▶ **INSTRUCTIONS FOR THE TASK**: Write the data below out in full, exactly as it stands.

Web page and app entries:
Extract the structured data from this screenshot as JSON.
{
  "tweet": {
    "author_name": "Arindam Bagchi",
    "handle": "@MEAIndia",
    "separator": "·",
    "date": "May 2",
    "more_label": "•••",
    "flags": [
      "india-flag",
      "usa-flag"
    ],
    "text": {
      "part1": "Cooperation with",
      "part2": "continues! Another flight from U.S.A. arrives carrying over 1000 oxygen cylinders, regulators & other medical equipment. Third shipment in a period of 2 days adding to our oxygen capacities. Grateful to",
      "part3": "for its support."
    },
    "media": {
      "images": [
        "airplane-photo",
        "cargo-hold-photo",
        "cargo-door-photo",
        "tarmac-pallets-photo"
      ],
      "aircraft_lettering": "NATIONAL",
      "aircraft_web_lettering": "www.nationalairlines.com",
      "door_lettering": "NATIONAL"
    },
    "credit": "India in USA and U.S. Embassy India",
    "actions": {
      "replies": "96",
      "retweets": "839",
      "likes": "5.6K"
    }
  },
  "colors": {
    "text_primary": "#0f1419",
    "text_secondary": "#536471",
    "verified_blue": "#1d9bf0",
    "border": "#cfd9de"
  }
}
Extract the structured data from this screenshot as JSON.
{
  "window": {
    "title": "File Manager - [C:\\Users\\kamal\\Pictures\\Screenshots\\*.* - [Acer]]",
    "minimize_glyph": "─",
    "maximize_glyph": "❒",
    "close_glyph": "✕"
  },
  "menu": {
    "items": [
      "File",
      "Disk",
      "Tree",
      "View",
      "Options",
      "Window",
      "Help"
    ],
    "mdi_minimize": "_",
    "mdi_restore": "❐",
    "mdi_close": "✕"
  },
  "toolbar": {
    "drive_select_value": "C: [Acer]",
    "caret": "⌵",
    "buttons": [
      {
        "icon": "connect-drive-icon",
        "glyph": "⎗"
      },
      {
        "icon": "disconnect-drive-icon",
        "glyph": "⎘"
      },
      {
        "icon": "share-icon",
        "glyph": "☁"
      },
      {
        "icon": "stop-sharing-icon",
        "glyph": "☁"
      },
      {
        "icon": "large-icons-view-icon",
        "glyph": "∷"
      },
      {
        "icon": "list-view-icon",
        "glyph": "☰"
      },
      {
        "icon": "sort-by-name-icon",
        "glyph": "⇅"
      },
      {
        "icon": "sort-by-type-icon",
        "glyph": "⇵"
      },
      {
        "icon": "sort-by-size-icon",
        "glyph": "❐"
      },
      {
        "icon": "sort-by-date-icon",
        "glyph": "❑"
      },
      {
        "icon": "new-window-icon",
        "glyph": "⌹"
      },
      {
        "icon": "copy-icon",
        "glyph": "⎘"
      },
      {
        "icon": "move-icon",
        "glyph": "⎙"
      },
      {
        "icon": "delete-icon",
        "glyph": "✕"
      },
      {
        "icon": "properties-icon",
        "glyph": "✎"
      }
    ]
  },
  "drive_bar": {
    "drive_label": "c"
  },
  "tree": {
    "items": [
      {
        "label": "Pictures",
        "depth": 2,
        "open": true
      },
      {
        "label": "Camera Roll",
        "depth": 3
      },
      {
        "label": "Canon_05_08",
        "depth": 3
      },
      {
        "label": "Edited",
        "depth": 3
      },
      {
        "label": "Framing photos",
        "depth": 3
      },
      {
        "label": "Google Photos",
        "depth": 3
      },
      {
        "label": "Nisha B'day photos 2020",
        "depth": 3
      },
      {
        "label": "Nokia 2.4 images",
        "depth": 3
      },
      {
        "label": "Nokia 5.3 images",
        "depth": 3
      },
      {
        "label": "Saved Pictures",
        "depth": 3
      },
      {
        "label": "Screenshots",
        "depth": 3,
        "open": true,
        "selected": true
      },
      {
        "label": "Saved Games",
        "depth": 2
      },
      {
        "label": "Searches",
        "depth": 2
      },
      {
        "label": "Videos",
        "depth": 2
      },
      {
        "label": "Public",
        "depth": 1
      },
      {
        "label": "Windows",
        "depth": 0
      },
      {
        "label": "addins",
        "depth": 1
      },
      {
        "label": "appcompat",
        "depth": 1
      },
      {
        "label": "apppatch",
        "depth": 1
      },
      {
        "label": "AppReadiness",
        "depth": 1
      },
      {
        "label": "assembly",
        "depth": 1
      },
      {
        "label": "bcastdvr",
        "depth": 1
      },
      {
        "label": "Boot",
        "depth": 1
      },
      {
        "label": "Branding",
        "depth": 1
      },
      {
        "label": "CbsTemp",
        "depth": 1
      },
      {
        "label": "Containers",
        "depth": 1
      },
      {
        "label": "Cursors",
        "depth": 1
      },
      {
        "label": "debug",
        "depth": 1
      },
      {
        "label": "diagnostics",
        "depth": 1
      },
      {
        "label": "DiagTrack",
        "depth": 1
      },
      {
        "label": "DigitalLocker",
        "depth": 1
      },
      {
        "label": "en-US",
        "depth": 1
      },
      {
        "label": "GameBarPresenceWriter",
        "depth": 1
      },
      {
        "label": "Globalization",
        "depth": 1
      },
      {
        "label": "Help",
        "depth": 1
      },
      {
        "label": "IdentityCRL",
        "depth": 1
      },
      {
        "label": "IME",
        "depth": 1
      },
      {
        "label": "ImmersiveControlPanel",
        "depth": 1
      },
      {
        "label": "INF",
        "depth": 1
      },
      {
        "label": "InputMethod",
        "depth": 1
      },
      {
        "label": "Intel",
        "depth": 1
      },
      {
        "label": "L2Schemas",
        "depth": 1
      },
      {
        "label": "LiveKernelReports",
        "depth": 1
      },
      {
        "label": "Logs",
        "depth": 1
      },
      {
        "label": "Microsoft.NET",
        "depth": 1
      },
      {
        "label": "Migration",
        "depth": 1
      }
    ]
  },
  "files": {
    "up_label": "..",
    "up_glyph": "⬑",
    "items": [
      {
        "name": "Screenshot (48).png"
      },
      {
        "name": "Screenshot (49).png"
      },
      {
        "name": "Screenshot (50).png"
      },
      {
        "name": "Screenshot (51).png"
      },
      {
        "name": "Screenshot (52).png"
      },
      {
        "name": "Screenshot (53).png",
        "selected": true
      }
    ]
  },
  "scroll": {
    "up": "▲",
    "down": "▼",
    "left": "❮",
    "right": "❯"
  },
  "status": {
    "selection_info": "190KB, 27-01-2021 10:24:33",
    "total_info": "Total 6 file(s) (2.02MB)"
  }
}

▶ **TASK SOLUTION**:
Extract the structured data from this screenshot as JSON.
{
  "tweet": {
    "author_name": "Arindam Bagchi",
    "handle": "@MEAIndia",
    "separator": "·",
    "date": "May 2",
    "more_label": "•••",
    "flags": [
      "india-flag",
      "usa-flag"
    ],
    "text": {
      "part1": "Cooperation with",
      "part2": "continues! Another flight from U.S.A. arrives carrying over 1000 oxygen cylinders, regulators & other medical equipment. Third shipment in a period of 2 days adding to our oxygen capacities. Grateful to",
      "part3": "for its support."
    },
    "media": {
      "images": [
        "airplane-photo",
        "cargo-hold-photo",
        "cargo-door-photo",
        "tarmac-pallets-photo"
      ],
      "aircraft_lettering": "NATIONAL",
      "aircraft_web_lettering": "www.nationalairlines.com",
      "door_lettering": "NATIONAL"
    },
    "credit": "India in USA and U.S. Embassy India",
    "actions": {
      "replies": "96",
      "retweets": "839",
      "likes": "5.6K"
    }
  },
  "colors": {
    "text_primary": "#0f1419",
    "text_secondary": "#536471",
    "verified_blue": "#1d9bf0",
    "border": "#cfd9de"
  }
}
Extract the structured data from this screenshot as JSON.
{
  "window": {
    "title": "File Manager - [C:\\Users\\kamal\\Pictures\\Screenshots\\*.* - [Acer]]",
    "minimize_glyph": "─",
    "maximize_glyph": "❒",
    "close_glyph": "✕"
  },
  "menu": {
    "items": [
      "File",
      "Disk",
      "Tree",
      "View",
      "Options",
      "Window",
      "Help"
    ],
    "mdi_minimize": "_",
    "mdi_restore": "❐",
    "mdi_close": "✕"
  },
  "toolbar": {
    "drive_select_value": "C: [Acer]",
    "caret": "⌵",
    "buttons": [
      {
        "icon": "connect-drive-icon",
        "glyph": "⎗"
      },
      {
        "icon": "disconnect-drive-icon",
        "glyph": "⎘"
      },
      {
        "icon": "share-icon",
        "glyph": "☁"
      },
      {
        "icon": "stop-sharing-icon",
        "glyph": "☁"
      },
      {
        "icon": "large-icons-view-icon",
        "glyph": "∷"
      },
      {
        "icon": "list-view-icon",
        "glyph": "☰"
      },
      {
        "icon": "sort-by-name-icon",
        "glyph": "⇅"
      },
      {
        "icon": "sort-by-type-icon",
        "glyph": "⇵"
      },
      {
        "icon": "sort-by-size-icon",
        "glyph": "❐"
      },
      {
        "icon": "sort-by-date-icon",
        "glyph": "❑"
      },
      {
        "icon": "new-window-icon",
        "glyph": "⌹"
      },
      {
        "icon": "copy-icon",
        "glyph": "⎘"
      },
      {
        "icon": "move-icon",
        "glyph": "⎙"
      },
      {
        "icon": "delete-icon",
        "glyph": "✕"
      },
      {
        "icon": "properties-icon",
        "glyph": "✎"
      }
    ]
  },
  "drive_bar": {
    "drive_label": "c"
  },
  "tree": {
    "items": [
      {
        "label": "Pictures",
        "depth": 2,
        "open": true
      },
      {
        "label": "Camera Roll",
        "depth": 3
      },
      {
        "label": "Canon_05_08",
        "depth": 3
      },
      {
        "label": "Edited",
        "depth": 3
      },
      {
        "label": "Framing photos",
        "depth": 3
      },
      {
        "label": "Google Photos",
        "depth": 3
      },
      {
        "label": "Nisha B'day photos 2020",
        "depth": 3
      },
      {
        "label": "Nokia 2.4 images",
        "depth": 3
      },
      {
        "label": "Nokia 5.3 images",
        "depth": 3
      },
      {
        "label": "Saved Pictures",
        "depth": 3
      },
      {
        "label": "Screenshots",
        "depth": 3,
        "open": true,
        "selected": true
      },
      {
        "label": "Saved Games",
        "depth": 2
      },
      {
        "label": "Searches",
        "depth": 2
      },
      {
        "label": "Videos",
        "depth": 2
      },
      {
        "label": "Public",
        "depth": 1
      },
      {
        "label": "Windows",
        "depth": 0
      },
      {
        "label": "addins",
        "depth": 1
      },
      {
        "label": "appcompat",
        "depth": 1
      },
      {
        "label": "apppatch",
        "depth": 1
      },
      {
        "label": "AppReadiness",
        "depth": 1
      },
      {
        "label": "assembly",
        "depth": 1
      },
      {
        "label": "bcastdvr",
        "depth": 1
      },
      {
        "label": "Boot",
        "depth": 1
      },
      {
        "label": "Branding",
        "depth": 1
      },
      {
        "label": "CbsTemp",
        "depth": 1
      },
      {
        "label": "Containers",
        "depth": 1
      },
      {
        "label": "Cursors",
        "depth": 1
      },
      {
        "label": "debug",
        "depth": 1
      },
      {
        "label": "diagnostics",
        "depth": 1
      },
      {
        "label": "DiagTrack",
        "depth": 1
      },
      {
        "label": "DigitalLocker",
        "depth": 1
      },
      {
        "label": "en-US",
        "depth": 1
      },
      {
        "label": "GameBarPresenceWriter",
        "depth": 1
      },
      {
        "label": "Globalization",
        "depth": 1
      },
      {
        "label": "Help",
        "depth": 1
      },
      {
        "label": "IdentityCRL",
        "depth": 1
      },
      {
        "label": "IME",
        "depth": 1
      },
      {
        "label": "ImmersiveControlPanel",
        "depth": 1
      },
      {
        "label": "INF",
        "depth": 1
      },
      {
        "label": "InputMethod",
        "depth": 1
      },
      {
        "label": "Intel",
        "depth": 1
      },
      {
        "label": "L2Schemas",
        "depth": 1
      },
      {
        "label": "LiveKernelReports",
        "depth": 1
      },
      {
        "label": "Logs",
        "depth": 1
      },
      {
        "label": "Microsoft.NET",
        "depth": 1
      },
      {
        "label": "Migration",
        "depth": 1
      }
    ]
  },
  "files": {
    "up_label": "..",
    "up_glyph": "⬑",
    "items": [
      {
        "name": "Screenshot (48).png"
      },
      {
        "name": "Screenshot (49).png"
      },
      {
        "name": "Screenshot (50).png"
      },
      {
        "name": "Screenshot (51).png"
      },
      {
        "name": "Screenshot (52).png"
      },
      {
        "name": "Screenshot (53).png",
        "selected": true
      }
    ]
  },
  "scroll": {
    "up": "▲",
    "down": "▼",
    "left": "❮",
    "right": "❯"
  },
  "status": {
    "selection_info": "190KB, 27-01-2021 10:24:33",
    "total_info": "Total 6 file(s) (2.02MB)"
  }
}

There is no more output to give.